by Ian Marshall, ITTF Publications Editor
Equally, one year ago in Qatar, six Japanese players competed in the Women’s Singles event; the one difference to last year is that Yuka Ishigaki was on duty, Sakura Mori was absent.
Now turn the clock back to 1996, the first ever ITTF World Tour Grand Finals and to the following year in Hong Kong; not one Japanese name appeared in either of the Women’s Singles or Women’s Doubles events. It was not until 1998 in Paris that we witnessed Japanese female players in action at a Grand Finals.
Keiko Okazaki departed in the opening round of the Women’s Singles event, Ai Fujinuma and An Konishi reached the Women’s Doubles semi-finals.

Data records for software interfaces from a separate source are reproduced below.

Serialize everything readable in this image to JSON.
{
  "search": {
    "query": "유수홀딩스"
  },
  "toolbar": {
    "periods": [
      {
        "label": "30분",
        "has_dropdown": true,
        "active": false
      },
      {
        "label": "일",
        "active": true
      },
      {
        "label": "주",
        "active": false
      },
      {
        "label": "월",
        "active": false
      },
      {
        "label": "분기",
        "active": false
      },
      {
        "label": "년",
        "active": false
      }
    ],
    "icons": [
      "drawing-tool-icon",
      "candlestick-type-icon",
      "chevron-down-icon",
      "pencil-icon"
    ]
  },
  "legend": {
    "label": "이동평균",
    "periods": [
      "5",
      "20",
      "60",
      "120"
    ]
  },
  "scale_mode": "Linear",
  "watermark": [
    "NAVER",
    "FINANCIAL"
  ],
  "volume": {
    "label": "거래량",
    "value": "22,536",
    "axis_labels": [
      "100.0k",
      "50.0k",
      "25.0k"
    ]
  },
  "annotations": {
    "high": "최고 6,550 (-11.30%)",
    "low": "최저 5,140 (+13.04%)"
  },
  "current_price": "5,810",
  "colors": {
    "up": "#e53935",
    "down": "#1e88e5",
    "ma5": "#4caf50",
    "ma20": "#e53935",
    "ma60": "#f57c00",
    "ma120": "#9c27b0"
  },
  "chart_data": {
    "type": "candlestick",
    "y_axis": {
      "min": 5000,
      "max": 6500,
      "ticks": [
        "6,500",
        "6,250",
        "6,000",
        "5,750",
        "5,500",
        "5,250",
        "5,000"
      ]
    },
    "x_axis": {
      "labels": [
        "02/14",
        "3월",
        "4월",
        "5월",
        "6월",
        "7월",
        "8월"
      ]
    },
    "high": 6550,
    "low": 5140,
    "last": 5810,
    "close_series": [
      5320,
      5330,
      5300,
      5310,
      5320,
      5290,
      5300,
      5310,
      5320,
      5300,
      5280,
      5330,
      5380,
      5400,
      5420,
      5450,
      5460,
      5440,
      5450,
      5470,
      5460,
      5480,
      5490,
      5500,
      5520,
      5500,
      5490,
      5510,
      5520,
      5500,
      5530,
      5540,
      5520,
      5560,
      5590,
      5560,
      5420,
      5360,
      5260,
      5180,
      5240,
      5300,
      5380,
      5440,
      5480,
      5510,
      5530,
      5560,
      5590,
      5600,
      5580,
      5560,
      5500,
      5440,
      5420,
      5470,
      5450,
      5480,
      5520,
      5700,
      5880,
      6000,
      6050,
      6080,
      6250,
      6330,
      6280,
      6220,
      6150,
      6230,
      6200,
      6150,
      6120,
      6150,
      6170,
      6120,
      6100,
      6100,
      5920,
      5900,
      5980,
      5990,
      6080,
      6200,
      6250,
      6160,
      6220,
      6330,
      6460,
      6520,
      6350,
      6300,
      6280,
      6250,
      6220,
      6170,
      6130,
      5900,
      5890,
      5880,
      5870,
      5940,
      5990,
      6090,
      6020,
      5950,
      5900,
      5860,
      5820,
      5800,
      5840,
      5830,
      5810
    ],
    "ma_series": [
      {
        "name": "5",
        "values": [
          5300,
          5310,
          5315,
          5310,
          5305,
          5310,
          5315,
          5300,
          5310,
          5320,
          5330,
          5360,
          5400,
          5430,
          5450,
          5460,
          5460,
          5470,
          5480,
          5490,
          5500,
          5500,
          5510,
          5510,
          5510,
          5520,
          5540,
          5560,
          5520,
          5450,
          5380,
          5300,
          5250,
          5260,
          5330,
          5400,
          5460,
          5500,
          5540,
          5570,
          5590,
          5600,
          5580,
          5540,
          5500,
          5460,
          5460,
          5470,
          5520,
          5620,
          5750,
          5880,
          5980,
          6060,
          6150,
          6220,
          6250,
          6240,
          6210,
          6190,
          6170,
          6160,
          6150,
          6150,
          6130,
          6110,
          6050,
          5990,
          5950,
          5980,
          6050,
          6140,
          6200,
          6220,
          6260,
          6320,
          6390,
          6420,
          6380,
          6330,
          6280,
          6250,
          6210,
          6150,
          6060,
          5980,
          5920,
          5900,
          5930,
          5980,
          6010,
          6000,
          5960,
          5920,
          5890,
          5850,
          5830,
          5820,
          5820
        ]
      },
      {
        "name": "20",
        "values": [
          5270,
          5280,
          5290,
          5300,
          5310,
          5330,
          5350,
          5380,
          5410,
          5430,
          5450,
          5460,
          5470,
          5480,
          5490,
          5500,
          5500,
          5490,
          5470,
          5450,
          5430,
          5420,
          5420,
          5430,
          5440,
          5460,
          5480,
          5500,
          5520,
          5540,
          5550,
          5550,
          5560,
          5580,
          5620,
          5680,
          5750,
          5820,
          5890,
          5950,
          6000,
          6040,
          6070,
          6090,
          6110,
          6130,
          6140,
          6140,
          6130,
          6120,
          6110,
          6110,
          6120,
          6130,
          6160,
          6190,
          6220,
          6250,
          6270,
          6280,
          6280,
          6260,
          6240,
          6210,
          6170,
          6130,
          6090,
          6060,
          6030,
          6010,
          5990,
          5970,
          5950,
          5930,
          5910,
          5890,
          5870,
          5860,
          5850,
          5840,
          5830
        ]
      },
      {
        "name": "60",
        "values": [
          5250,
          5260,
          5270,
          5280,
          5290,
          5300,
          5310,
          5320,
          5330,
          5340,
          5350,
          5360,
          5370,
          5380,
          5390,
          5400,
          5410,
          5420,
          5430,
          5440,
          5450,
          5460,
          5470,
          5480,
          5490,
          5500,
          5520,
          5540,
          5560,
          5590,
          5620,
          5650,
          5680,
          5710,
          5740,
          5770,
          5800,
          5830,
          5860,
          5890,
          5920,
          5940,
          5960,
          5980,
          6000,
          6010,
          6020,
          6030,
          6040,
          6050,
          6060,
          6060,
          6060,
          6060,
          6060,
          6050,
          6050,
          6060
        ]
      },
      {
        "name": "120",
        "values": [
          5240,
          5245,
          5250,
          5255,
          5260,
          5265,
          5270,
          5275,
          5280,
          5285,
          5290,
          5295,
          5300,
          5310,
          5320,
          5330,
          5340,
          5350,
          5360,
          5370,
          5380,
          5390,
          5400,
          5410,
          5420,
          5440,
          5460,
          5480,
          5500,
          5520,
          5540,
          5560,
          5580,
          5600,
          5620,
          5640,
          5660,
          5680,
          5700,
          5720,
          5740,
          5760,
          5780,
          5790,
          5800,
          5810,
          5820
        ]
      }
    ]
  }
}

Furthermore, we had to wait to 2000 in Croatia before Japan gained an ITTF World Tour Women’s Singles winner; Chire Koyama emerged successful before early in the following year, Yoshie Takada succeeded in England. However, neither were home grown players, both honed their skills in China. Chire Koyama was the former He Zhili, the 1987 World champion, Yoshie Takada was previously known as Fan Jianxin.
It was not until later in 2001 when Aya Umemura won in Brazil, that Japan spawned its first ITTF World Tour Women’s Singles champion. One year later Aya Umemura retained her Brazilian title but then there was a four year gap until Sayaka Hirano succeeded in Serbia.
How Japan yearned for a return to the 1950s and 1960s when the likes of Tomie Okawa, Fujie Eguchi and Kimiyo Matsuzaki alongside Naoko Fukatsu, Sachiko Morisawa and Toshiko Kowada had all won the Women’s Singles title at a World Championships. Notably Kimiyo Matsuzaki had won twice to give Japan the title seven times between 1956 and 1969.
Major progress came at the GAC Group 2014 ITTF World Tour Grand Finals when Kasumi Ishikawa struck gold; that was significant but more significant was that fact that colleagues Ai Fukuhara, Sayaka Hirano, Yuka Ishikgaki, Mima Ito and Ai Fukuhara also competed; as now there was a major Japanese presence. One year earlier in Dubai, the tournament actually being staged in early 2014 and clashing with the Japanese National Championships, the number had been zero.
At the start of the ITTF World Tour Japan was in a lull, now consider the current 2017 situation. Accepted there are now more tournaments on the calendar but both Kasumi Ishikawa and Mima Ito have won Women’s Singles events on the Seamaster 2017 ITTF World Tour; also Mima Ito has won on the Challenge Series alongside Hitomi Sato, Honoka Hashimoto and Saki Shibata.
Simply at the start of the current century, in Japan, a system aimed at excellent was put in place. Nothing happens overnight, that is the hard lesson to learn; now the fruits are yielding.
China is still the major force, no question but Japan is the major challenger and how long before the sun rises and sets on names who match the achievements of 50 and 60 years ago? A gap between China and Japan exists can that gap gradually be narrowed, can it be narrowed in Astana?